Cows, bulls, oxen and buffaloes. Does anyone really know the difference between these animals?
I guess we are not taught everything we need to know for a productive life in primary school. Is it possible to go through our entire adult life not knowing the distinction between a cow or a bull?
Let's begin 'Cattle 101.'
Cattle and cows are generally used interchangeably. The word 'cattle' always refers to more than one cow. Domesticated cows have been reared for meat, milk, leather and labour (pulling ploughs, etc.) for centuries.
A bull is an adult (uncastrated) male of various species of cattle. Generally, four years and older is considered adult among bovines. Most male cows have the misfortune of either being castrated as calves or being slaughtered before their fourth birthday.
There are a few who survive.
Some are kept alive for breeding but others magically transform themselves into oxen! Ox or oxen are (normally) castrated male cows used as draught animals (animals that pull ploughs, carts and do other arduous work).

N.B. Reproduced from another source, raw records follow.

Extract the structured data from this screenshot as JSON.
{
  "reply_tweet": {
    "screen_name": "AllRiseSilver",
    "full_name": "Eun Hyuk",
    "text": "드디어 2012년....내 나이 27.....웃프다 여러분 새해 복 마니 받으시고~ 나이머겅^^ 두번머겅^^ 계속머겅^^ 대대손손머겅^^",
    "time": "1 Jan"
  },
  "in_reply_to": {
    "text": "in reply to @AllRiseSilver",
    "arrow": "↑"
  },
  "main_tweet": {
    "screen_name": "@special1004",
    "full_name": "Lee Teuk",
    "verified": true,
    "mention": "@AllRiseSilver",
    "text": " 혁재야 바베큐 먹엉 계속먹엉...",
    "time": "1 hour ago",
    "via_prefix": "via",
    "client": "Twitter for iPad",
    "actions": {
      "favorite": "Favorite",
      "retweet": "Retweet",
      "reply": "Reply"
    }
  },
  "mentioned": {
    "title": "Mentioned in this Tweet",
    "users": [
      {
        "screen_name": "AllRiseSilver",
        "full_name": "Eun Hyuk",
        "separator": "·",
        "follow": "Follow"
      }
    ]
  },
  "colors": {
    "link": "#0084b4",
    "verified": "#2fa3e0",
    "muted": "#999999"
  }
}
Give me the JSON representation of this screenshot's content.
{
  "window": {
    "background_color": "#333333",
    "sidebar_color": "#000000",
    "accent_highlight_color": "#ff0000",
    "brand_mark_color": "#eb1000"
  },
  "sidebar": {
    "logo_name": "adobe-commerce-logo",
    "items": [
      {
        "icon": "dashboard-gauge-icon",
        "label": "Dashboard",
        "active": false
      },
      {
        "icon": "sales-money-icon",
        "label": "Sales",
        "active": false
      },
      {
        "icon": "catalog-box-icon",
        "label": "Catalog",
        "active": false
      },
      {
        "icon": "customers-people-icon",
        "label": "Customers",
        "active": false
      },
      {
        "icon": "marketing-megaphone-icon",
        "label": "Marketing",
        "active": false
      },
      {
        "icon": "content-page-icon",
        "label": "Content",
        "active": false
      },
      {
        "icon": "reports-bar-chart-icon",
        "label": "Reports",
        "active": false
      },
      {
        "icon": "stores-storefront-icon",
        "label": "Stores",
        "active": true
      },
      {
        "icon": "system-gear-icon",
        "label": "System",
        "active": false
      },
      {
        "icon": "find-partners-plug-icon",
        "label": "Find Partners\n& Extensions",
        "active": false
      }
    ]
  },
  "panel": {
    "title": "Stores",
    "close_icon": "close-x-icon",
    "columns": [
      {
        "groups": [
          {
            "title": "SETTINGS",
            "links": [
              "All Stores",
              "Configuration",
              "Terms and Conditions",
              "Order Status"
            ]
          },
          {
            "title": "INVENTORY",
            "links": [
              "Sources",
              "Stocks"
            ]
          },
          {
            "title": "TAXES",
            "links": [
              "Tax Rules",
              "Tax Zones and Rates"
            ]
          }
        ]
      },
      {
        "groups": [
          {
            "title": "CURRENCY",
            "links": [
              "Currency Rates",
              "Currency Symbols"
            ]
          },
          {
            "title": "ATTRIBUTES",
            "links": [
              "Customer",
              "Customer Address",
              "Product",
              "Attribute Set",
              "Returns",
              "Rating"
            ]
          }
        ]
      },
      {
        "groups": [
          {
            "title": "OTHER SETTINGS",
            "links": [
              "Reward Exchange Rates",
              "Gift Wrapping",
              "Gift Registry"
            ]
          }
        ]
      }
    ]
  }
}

That still leaves us with buffaloes. Buffalo cows (yes, buffaloes are also cows) are reared for their meat. Buffaloes can be distinguished by their horns and are sometimes referred to as bison.
Which particular species was first infected with Mad Cow Disease or initially became sacred to Hindus I really cannot say. Ultimately, they all seem to be cows anyway, even the hitherto unmentioned steers and bullocks.